I just wrapped up my first RailsConf in Portland. Overall, it was a great experience with a lot of learnings, mingling with whole bunch of people and getting good beers every night.
here are my notes on the lectures that were worth sharing. the orders are by my best interests.
there are quite few good talks about APIs and gave me few useful tips that we could add to our API.
- How to Write Documentation for People That Don't Read Kevin Burke
tips about writing good documentations for both internally and publicly. Kevin is from Twilio and an engineer of their API. There are good examples from various API docs that we can take good practices (eg: error reference page, breaking up the contents by verbs..) Highly recommended to check the note and the slides.
- "Designing great APIs: Learning from Jony Ive, Orwell, and the Kano" via @jondahl
another API engineer from Twilio. API is an interface. looking from an API user perspective, he talked about how API can delight users. some suggestions are API wrapper, request logs, sandbox API, API builder (Zencoder API Builder). None of them are necessities, but having things like those will differentiate from other APIs and will delight API users.
- Using Elastic Search with rails app via Brian Gugliemetti
Search is hard, how can we make our search less suck? this is worth checking.
- How Shopify Scales Rails via @JohnDuff
Moved away from DelayedJob to Resque, use of Redis, MySQL tuning, caching gems etc. (presentation video link attached in the end of the note)
- Rails vs. The Client
- Dissecting Ruby with Ruby - Richard Schneeman
described few tipis on how to debug through rails code and potentially become a bug reporter to bug fixer!
- Building Extractable Libraries in Rails via Patrick Robertson
- Testing HTTP APIs in Ruby
The word of the conference was from James Duncan Davidson's keynote.

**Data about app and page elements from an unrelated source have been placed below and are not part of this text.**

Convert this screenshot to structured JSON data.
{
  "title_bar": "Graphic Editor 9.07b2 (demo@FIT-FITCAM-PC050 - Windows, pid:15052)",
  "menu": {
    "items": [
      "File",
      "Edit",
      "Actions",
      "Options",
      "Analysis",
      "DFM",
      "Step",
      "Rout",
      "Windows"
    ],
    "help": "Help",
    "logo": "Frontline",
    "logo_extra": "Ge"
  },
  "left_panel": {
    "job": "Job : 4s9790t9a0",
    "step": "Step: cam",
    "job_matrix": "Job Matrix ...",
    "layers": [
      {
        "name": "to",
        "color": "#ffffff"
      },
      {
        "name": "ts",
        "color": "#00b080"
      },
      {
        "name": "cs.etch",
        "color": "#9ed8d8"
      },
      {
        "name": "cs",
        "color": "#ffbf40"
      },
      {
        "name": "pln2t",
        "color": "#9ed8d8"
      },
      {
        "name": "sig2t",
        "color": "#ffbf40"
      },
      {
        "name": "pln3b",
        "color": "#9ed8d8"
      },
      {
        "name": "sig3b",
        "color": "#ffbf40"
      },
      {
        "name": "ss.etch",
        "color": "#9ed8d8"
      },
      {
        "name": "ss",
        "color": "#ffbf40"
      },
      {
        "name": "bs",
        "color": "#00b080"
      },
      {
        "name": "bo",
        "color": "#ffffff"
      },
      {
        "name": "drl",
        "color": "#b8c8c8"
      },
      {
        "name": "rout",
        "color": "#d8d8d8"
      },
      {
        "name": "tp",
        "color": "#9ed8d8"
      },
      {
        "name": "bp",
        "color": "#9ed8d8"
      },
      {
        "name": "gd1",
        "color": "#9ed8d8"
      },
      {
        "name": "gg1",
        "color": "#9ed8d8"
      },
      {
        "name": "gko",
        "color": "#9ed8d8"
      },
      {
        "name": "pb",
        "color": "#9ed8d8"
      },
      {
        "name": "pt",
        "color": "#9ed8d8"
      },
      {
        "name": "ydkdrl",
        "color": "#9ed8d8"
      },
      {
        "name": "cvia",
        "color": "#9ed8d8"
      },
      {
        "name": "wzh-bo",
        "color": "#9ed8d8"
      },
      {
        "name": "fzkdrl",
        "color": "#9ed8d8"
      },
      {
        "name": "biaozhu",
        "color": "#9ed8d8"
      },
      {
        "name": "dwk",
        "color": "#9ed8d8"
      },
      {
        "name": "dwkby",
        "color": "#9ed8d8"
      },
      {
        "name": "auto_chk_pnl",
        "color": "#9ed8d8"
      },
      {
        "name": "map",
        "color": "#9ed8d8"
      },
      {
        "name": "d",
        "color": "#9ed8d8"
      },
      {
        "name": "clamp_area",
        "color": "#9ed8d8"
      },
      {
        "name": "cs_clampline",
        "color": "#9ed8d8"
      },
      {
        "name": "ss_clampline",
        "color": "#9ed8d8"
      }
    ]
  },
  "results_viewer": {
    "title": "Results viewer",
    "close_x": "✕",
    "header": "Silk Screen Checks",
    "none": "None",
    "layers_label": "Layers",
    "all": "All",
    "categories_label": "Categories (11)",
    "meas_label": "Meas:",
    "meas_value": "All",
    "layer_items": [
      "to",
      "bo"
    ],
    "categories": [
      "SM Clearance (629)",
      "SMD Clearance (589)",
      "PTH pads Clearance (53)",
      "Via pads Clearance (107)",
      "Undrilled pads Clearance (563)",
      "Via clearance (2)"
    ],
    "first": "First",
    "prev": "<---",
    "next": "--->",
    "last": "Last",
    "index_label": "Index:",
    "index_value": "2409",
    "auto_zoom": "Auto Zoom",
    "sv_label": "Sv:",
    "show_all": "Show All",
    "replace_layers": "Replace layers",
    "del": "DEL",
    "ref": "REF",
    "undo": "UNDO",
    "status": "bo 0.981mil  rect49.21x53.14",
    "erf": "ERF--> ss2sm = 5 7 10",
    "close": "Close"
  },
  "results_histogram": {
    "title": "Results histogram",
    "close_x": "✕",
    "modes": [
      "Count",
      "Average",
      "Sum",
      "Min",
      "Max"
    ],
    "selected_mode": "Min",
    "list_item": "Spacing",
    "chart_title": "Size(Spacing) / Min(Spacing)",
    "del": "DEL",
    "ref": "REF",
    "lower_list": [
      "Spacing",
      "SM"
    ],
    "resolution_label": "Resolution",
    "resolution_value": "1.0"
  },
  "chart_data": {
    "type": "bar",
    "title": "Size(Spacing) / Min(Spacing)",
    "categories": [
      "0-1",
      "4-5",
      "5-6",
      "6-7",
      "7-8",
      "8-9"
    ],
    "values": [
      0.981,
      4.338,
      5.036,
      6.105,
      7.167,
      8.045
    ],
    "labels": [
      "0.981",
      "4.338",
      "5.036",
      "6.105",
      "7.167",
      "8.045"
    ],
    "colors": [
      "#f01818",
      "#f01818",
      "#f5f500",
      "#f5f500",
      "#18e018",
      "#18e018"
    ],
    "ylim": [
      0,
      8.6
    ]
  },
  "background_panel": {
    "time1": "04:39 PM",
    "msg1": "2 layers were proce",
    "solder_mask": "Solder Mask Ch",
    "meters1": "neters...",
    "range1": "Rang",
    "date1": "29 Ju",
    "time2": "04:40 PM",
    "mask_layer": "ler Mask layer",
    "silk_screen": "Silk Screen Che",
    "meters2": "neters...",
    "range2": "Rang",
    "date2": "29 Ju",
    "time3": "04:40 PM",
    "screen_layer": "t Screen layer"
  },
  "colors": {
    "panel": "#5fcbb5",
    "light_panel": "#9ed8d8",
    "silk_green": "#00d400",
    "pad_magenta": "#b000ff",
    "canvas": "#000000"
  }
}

"Create more value than you capture" via Tim O'Reilly.
He emphasized the importance of contributing to OpenSource communities and help make a world better place.
The whole conference was surrounded by very positive atmosphere and felt a lot of open source community love, which was different from Goolge I/O that I attended last year.
Last not least, witnessing Aaron merging one of our teammates' pull requests to rails/rails was one of the most memorable moments of this week.
Time to go enjoy a last night with Portland beer.